er of human equality, shall describe ber for Bristol” once to contemplate this Slavery. He witnessed, as evithis subject as a man, and especially dently no rare occurrences, laceraas a Christian, rather than as a re- tions which tear up the skin" repeated tained advocate of “West-India in- till “ the parts become insensible,” terests,” I should not despair of his when “new sources of torture must listening to the whisper from his in- be found out by which the commission ternal monitor, abi et fac similiter. of crime may be checked. I blush,"
J. T. RUTT.
to reflect that white men should be the directors of such dis
graceful deeds." He shews his readers P.S. When I wrote the above, I had
a large heavy whip” in “the driver's not met with the pamphlet entitled lands, and describes “the frightful “ Negro-Slavery,” on reading which, sound” heard “ every minute in passthe conduct of the Honourable Mem- ing through estates." This is “ the ber for Bristol” appears still more crack of the lash,” which “ when a unaccountable, if we admit the undis- Negro seems to be tardy at his work," puted principles of equity, which are perhaps“ incapable of the usual laacknowledged to direct the intercourse bour of the healthy—the driver sounds between man and man. It had been
near him, or lets him feel it as he inexcusable in an advocate of “ West- thinks proper;" nor is the Negress India interests,” not to have read exempted from this discipline of the this pamphlet with the most diligent whip, while “ the impression made attention. Reading it, indeed, with upon the passenger, who is probably a any degree of attention, he must have stranger, is horrible indeed. If,” says discovered not only the dispassionate he, si in a warm day, we pass by a terms in which Mr. Cooper expresses gang” (their backs being then uncohimself, but the facts to which he ap- vered), “ it is a reproach to every peals as an eye-witness, and especially white man to observe in them the rethe powerful corroboration of his tes- cently lacerated sores, or the deep furtimony, which immediately follows in rows which, though healed up, leave

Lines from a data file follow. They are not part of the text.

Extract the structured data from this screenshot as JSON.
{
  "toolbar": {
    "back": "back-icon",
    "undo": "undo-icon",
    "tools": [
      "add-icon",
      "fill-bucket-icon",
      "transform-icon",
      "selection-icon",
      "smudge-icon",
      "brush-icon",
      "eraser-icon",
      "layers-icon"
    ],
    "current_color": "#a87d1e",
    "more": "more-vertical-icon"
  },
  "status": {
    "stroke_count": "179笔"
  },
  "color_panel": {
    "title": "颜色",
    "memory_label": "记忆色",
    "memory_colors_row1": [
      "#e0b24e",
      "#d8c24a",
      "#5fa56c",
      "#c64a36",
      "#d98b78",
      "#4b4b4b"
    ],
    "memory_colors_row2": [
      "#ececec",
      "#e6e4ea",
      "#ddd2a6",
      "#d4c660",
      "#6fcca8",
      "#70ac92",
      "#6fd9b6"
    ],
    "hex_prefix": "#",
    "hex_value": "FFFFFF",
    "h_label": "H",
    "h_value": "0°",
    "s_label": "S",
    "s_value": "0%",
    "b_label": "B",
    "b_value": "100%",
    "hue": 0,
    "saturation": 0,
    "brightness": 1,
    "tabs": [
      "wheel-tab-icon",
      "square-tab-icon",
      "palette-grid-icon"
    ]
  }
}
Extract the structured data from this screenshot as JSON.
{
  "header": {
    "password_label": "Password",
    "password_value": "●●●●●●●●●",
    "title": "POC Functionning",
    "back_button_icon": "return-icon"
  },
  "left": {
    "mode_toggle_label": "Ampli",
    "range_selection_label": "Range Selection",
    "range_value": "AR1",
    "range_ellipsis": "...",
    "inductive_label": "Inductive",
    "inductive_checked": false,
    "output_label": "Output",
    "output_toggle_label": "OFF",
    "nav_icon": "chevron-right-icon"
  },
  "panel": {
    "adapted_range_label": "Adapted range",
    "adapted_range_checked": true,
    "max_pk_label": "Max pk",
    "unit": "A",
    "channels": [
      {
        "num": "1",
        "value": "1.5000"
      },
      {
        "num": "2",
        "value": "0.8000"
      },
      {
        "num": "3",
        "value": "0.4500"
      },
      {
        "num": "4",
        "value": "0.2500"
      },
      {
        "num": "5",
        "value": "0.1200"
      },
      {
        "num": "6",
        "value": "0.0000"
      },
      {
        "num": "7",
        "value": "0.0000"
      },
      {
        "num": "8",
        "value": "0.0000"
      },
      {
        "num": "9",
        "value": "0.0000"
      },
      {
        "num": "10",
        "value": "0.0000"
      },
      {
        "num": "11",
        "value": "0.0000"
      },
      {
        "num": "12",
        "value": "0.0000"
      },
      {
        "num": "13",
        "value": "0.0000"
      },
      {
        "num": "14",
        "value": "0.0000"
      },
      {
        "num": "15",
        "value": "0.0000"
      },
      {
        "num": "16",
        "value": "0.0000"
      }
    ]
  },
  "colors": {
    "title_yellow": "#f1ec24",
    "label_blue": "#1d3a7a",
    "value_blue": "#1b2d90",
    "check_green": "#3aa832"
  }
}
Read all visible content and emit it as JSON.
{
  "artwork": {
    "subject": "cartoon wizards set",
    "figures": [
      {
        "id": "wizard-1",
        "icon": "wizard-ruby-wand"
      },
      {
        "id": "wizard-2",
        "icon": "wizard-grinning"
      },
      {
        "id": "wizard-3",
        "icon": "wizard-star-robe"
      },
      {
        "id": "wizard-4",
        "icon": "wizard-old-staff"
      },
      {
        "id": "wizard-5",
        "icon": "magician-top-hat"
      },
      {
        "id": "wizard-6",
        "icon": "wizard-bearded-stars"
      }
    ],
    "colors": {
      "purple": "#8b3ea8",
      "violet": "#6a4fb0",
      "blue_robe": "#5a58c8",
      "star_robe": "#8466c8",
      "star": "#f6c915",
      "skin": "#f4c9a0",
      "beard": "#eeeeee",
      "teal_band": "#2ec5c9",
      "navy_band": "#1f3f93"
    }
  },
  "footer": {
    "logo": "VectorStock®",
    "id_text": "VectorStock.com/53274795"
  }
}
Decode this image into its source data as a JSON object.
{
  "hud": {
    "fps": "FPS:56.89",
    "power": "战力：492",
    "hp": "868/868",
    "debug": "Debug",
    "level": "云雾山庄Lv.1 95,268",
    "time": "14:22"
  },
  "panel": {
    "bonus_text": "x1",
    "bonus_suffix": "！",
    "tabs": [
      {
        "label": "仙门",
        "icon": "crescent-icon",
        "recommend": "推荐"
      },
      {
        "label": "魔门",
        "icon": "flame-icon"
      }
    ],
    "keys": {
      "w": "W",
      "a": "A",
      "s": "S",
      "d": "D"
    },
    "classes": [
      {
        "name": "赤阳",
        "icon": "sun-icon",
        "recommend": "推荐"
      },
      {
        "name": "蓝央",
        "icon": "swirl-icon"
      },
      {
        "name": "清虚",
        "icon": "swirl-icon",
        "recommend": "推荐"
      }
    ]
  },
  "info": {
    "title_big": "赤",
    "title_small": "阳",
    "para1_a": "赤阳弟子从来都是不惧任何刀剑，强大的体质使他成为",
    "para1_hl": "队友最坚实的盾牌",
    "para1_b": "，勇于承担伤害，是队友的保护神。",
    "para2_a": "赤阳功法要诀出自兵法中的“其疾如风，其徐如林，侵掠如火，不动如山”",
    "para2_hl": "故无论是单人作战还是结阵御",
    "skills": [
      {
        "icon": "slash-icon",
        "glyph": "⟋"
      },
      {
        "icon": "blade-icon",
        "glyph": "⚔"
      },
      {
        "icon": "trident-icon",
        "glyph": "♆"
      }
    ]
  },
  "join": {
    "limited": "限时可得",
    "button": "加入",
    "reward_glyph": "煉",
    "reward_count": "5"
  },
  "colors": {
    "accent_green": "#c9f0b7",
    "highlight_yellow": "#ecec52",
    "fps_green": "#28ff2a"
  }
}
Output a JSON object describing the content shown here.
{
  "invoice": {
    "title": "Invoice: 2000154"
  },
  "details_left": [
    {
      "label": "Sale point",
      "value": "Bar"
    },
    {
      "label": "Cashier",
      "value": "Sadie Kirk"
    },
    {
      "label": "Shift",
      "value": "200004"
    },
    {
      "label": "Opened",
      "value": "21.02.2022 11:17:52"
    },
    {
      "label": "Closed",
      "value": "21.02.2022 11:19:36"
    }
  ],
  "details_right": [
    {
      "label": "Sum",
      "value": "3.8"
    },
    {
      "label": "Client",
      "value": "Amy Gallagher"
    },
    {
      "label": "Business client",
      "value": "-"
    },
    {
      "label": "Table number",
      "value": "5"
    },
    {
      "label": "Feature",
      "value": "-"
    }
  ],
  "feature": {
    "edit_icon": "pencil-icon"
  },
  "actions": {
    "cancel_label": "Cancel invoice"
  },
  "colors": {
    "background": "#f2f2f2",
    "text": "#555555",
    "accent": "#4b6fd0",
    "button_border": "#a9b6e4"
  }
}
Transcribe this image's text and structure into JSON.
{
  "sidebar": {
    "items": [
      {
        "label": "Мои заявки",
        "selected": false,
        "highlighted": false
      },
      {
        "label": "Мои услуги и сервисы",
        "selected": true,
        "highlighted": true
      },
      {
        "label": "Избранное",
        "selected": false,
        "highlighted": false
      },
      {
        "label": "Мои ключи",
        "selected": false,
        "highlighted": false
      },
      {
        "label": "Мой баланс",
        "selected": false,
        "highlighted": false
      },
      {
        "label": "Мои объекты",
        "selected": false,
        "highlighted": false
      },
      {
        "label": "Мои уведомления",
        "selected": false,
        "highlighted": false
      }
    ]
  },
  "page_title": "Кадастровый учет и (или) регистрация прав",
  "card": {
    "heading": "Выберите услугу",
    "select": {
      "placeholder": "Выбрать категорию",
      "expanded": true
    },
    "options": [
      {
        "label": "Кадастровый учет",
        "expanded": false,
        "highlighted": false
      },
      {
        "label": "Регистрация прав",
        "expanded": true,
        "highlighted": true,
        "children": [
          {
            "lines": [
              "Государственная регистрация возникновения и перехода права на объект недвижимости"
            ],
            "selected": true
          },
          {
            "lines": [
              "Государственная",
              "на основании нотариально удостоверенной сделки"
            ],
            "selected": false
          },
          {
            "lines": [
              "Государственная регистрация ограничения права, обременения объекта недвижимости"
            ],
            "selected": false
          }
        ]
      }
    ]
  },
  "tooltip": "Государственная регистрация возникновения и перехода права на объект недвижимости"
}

Evidence of John Williamson, the marks of cruel punishments.” M. D.” (p. 71,) certainly no willing These he justly reprobates as evidence against the system of Negro- perishing testimonials of uncalled-for Slavery, for the continuance of which cruelty. he is unequivocally an advocate.
I know not whether “ the HonourThis physician resided in Jamaica able Member for Bristol” will allow from 1798 to 1812. In 1817 he pub- himself to join Dr. W. with Mr. Cooper lished “Medical and Miscellaneous in a common charge of "gross exObservations relative to the West In- aggerations,” or how he will receive dia Islands,” dedicated “ to the Earl my animadversions, not unjust, I beof Harewood, on whose estate, in the lieve, however unceremonious, on the Vale, Jamaica, he had lived for about language which he is reported to have four years in a professional capacity." uttered in that privileged place, where, Dr. Williamson sufficiently, though alone, libels are legalized. Should be incidentally, proves all which the jus- be convinced that he has ill-treated tification of Mr. Cooper's testimony Mr. Cooper, it inay be fairly expected, can possibly require. He discovers from a regard to his own reputation, to us our brethren and sisters, the (for Mr. Cooper's can receive little inNegroes and Negresses of Jamaica jury from the ipse dixit even of a brutalized under the driver's whip, Member of Parliament,) that he will and reduced to, at least, a community hasten to inake his amende honorable,